> _Task goal_
Going through the entries below, count each line containing the word "Настройка". Report the number only.

[Items from an interface collection]
::::::::
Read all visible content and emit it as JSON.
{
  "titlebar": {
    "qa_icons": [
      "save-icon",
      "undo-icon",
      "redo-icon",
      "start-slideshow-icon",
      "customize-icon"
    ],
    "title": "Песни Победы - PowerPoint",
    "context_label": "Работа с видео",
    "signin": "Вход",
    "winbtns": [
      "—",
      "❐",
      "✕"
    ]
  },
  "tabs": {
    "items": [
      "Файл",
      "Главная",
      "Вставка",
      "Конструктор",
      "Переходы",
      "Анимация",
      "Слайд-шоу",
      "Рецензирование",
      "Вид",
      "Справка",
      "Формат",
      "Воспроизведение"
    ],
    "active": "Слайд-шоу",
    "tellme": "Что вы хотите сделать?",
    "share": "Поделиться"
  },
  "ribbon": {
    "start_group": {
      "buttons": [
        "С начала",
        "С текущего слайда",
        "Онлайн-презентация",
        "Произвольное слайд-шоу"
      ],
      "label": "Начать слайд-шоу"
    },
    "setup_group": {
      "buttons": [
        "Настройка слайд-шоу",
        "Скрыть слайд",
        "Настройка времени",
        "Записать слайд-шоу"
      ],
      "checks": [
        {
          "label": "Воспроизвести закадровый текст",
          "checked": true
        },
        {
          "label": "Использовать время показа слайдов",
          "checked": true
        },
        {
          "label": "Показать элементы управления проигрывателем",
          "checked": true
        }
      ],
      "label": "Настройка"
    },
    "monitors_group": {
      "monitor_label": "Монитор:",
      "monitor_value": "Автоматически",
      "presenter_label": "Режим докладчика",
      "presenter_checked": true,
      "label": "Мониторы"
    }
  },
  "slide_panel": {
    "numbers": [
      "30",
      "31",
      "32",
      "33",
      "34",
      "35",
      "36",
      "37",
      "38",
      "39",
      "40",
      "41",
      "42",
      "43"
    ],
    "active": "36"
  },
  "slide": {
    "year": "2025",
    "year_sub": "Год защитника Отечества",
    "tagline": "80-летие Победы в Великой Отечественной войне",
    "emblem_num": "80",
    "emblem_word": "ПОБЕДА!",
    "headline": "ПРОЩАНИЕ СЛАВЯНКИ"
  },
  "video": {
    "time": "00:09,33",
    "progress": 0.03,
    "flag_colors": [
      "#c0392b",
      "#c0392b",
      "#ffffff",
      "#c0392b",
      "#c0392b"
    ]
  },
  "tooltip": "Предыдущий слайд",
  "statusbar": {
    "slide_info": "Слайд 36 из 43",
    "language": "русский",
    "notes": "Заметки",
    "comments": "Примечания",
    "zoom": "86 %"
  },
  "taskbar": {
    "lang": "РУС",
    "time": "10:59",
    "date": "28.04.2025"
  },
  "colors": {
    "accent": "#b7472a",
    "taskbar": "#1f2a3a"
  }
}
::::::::
> _Result of this exercise_
3